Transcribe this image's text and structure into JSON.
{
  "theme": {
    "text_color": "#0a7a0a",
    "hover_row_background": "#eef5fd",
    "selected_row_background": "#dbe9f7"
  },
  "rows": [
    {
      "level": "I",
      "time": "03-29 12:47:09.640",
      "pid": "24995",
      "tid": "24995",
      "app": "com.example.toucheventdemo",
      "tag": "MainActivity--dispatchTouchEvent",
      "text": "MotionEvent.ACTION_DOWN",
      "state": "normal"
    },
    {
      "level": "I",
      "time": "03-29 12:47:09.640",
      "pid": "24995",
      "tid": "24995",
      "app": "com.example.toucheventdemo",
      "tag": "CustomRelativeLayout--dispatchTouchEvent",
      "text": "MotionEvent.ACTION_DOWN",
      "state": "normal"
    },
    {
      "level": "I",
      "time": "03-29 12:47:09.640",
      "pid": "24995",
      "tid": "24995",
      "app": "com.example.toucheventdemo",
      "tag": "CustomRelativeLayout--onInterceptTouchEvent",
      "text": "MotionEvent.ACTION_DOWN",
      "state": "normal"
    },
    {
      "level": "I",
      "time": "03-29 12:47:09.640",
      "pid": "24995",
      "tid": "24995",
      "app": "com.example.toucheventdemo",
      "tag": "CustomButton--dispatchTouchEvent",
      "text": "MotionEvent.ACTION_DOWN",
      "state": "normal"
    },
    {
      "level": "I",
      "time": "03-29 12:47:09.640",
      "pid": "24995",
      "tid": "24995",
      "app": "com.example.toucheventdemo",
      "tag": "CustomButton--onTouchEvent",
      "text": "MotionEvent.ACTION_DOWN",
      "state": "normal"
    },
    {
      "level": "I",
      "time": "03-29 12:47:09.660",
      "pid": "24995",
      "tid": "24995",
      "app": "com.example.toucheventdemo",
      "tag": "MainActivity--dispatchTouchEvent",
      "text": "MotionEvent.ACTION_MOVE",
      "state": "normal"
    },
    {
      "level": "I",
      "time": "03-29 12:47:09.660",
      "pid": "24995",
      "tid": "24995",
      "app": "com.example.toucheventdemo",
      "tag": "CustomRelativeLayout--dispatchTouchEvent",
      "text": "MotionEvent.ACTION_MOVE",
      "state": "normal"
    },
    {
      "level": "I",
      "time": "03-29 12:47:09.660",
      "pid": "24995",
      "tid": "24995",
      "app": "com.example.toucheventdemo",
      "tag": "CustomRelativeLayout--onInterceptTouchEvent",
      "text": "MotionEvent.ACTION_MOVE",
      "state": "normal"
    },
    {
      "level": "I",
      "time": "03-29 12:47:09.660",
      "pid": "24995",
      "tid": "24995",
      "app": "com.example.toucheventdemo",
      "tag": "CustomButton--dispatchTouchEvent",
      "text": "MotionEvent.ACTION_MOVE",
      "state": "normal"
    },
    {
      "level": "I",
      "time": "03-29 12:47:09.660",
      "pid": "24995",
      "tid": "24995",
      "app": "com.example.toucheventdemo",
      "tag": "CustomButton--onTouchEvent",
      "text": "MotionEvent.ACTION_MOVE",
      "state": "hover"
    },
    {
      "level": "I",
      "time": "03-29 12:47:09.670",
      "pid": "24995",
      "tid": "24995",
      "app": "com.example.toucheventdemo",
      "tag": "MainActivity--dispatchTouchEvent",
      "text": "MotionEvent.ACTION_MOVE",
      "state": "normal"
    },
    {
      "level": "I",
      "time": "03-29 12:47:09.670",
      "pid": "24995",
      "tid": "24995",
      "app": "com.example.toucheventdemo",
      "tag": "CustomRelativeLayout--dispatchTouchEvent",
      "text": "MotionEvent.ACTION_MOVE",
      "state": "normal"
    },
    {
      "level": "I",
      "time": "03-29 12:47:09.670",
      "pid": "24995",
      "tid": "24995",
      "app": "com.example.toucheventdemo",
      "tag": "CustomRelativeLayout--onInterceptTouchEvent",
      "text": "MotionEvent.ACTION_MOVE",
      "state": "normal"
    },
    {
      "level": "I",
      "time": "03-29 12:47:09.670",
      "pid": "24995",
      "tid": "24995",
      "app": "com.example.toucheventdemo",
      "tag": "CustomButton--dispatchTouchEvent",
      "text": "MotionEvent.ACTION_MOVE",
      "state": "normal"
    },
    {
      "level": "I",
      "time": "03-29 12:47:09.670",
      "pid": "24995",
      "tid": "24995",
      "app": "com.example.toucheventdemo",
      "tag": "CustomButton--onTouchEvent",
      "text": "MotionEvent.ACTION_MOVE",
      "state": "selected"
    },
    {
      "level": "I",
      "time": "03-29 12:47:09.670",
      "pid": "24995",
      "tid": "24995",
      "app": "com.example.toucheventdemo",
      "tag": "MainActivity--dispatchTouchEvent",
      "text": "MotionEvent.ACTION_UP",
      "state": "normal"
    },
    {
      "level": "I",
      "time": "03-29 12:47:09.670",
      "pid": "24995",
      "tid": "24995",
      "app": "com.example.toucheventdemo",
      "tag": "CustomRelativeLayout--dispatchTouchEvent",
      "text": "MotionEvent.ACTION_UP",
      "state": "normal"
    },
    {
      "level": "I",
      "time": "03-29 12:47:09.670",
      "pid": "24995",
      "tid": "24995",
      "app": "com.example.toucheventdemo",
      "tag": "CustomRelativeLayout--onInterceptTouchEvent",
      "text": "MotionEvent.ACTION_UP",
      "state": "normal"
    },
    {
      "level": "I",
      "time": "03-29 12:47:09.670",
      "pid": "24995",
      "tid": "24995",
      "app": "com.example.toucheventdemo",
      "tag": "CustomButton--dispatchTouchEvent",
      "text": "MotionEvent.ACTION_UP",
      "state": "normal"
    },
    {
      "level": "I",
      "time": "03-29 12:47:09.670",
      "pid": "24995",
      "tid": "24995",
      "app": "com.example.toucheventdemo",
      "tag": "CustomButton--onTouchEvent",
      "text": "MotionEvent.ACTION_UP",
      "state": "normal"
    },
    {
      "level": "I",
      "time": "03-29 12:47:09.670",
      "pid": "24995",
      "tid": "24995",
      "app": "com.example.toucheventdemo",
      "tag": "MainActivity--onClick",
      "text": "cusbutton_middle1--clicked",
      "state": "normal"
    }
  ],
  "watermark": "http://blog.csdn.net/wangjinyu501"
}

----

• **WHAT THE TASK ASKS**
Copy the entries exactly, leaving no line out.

• **SOLUTION**
Transcribe this image's text and structure into JSON.
{
  "theme": {
    "text_color": "#0a7a0a",
    "hover_row_background": "#eef5fd",
    "selected_row_background": "#dbe9f7"
  },
  "rows": [
    {
      "level": "I",
      "time": "03-29 12:47:09.640",
      "pid": "24995",
      "tid": "24995",
      "app": "com.example.toucheventdemo",
      "tag": "MainActivity--dispatchTouchEvent",
      "text": "MotionEvent.ACTION_DOWN",
      "state": "normal"
    },
    {
      "level": "I",
      "time": "03-29 12:47:09.640",
      "pid": "24995",
      "tid": "24995",
      "app": "com.example.toucheventdemo",
      "tag": "CustomRelativeLayout--dispatchTouchEvent",
      "text": "MotionEvent.ACTION_DOWN",
      "state": "normal"
    },
    {
      "level": "I",
      "time": "03-29 12:47:09.640",
      "pid": "24995",
      "tid": "24995",
      "app": "com.example.toucheventdemo",
      "tag": "CustomRelativeLayout--onInterceptTouchEvent",
      "text": "MotionEvent.ACTION_DOWN",
      "state": "normal"
    },
    {
      "level": "I",
      "time": "03-29 12:47:09.640",
      "pid": "24995",
      "tid": "24995",
      "app": "com.example.toucheventdemo",
      "tag": "CustomButton--dispatchTouchEvent",
      "text": "MotionEvent.ACTION_DOWN",
      "state": "normal"
    },
    {
      "level": "I",
      "time": "03-29 12:47:09.640",
      "pid": "24995",
      "tid": "24995",
      "app": "com.example.toucheventdemo",
      "tag": "CustomButton--onTouchEvent",
      "text": "MotionEvent.ACTION_DOWN",
      "state": "normal"
    },
    {
      "level": "I",
      "time": "03-29 12:47:09.660",
      "pid": "24995",
      "tid": "24995",
      "app": "com.example.toucheventdemo",
      "tag": "MainActivity--dispatchTouchEvent",
      "text": "MotionEvent.ACTION_MOVE",
      "state": "normal"
    },
    {
      "level": "I",
      "time": "03-29 12:47:09.660",
      "pid": "24995",
      "tid": "24995",
      "app": "com.example.toucheventdemo",
      "tag": "CustomRelativeLayout--dispatchTouchEvent",
      "text": "MotionEvent.ACTION_MOVE",
      "state": "normal"
    },
    {
      "level": "I",
      "time": "03-29 12:47:09.660",
      "pid": "24995",
      "tid": "24995",
      "app": "com.example.toucheventdemo",
      "tag": "CustomRelativeLayout--onInterceptTouchEvent",
      "text": "MotionEvent.ACTION_MOVE",
      "state": "normal"
    },
    {
      "level": "I",
      "time": "03-29 12:47:09.660",
      "pid": "24995",
      "tid": "24995",
      "app": "com.example.toucheventdemo",
      "tag": "CustomButton--dispatchTouchEvent",
      "text": "MotionEvent.ACTION_MOVE",
      "state": "normal"
    },
    {
      "level": "I",
      "time": "03-29 12:47:09.660",
      "pid": "24995",
      "tid": "24995",
      "app": "com.example.toucheventdemo",
      "tag": "CustomButton--onTouchEvent",
      "text": "MotionEvent.ACTION_MOVE",
      "state": "hover"
    },
    {
      "level": "I",
      "time": "03-29 12:47:09.670",
      "pid": "24995",
      "tid": "24995",
      "app": "com.example.toucheventdemo",
      "tag": "MainActivity--dispatchTouchEvent",
      "text": "MotionEvent.ACTION_MOVE",
      "state": "normal"
    },
    {
      "level": "I",
      "time": "03-29 12:47:09.670",
      "pid": "24995",
      "tid": "24995",
      "app": "com.example.toucheventdemo",
      "tag": "CustomRelativeLayout--dispatchTouchEvent",
      "text": "MotionEvent.ACTION_MOVE",
      "state": "normal"
    },
    {
      "level": "I",
      "time": "03-29 12:47:09.670",
      "pid": "24995",
      "tid": "24995",
      "app": "com.example.toucheventdemo",
      "tag": "CustomRelativeLayout--onInterceptTouchEvent",
      "text": "MotionEvent.ACTION_MOVE",
      "state": "normal"
    },
    {
      "level": "I",
      "time": "03-29 12:47:09.670",
      "pid": "24995",
      "tid": "24995",
      "app": "com.example.toucheventdemo",
      "tag": "CustomButton--dispatchTouchEvent",
      "text": "MotionEvent.ACTION_MOVE",
      "state": "normal"
    },
    {
      "level": "I",
      "time": "03-29 12:47:09.670",
      "pid": "24995",
      "tid": "24995",
      "app": "com.example.toucheventdemo",
      "tag": "CustomButton--onTouchEvent",
      "text": "MotionEvent.ACTION_MOVE",
      "state": "selected"
    },
    {
      "level": "I",
      "time": "03-29 12:47:09.670",
      "pid": "24995",
      "tid": "24995",
      "app": "com.example.toucheventdemo",
      "tag": "MainActivity--dispatchTouchEvent",
      "text": "MotionEvent.ACTION_UP",
      "state": "normal"
    },
    {
      "level": "I",
      "time": "03-29 12:47:09.670",
      "pid": "24995",
      "tid": "24995",
      "app": "com.example.toucheventdemo",
      "tag": "CustomRelativeLayout--dispatchTouchEvent",
      "text": "MotionEvent.ACTION_UP",
      "state": "normal"
    },
    {
      "level": "I",
      "time": "03-29 12:47:09.670",
      "pid": "24995",
      "tid": "24995",
      "app": "com.example.toucheventdemo",
      "tag": "CustomRelativeLayout--onInterceptTouchEvent",
      "text": "MotionEvent.ACTION_UP",
      "state": "normal"
    },
    {
      "level": "I",
      "time": "03-29 12:47:09.670",
      "pid": "24995",
      "tid": "24995",
      "app": "com.example.toucheventdemo",
      "tag": "CustomButton--dispatchTouchEvent",
      "text": "MotionEvent.ACTION_UP",
      "state": "normal"
    },
    {
      "level": "I",
      "time": "03-29 12:47:09.670",
      "pid": "24995",
      "tid": "24995",
      "app": "com.example.toucheventdemo",
      "tag": "CustomButton--onTouchEvent",
      "text": "MotionEvent.ACTION_UP",
      "state": "normal"
    },
    {
      "level": "I",
      "time": "03-29 12:47:09.670",
      "pid": "24995",
      "tid": "24995",
      "app": "com.example.toucheventdemo",
      "tag": "MainActivity--onClick",
      "text": "cusbutton_middle1--clicked",
      "state": "normal"
    }
  ],
  "watermark": "http://blog.csdn.net/wangjinyu501"
}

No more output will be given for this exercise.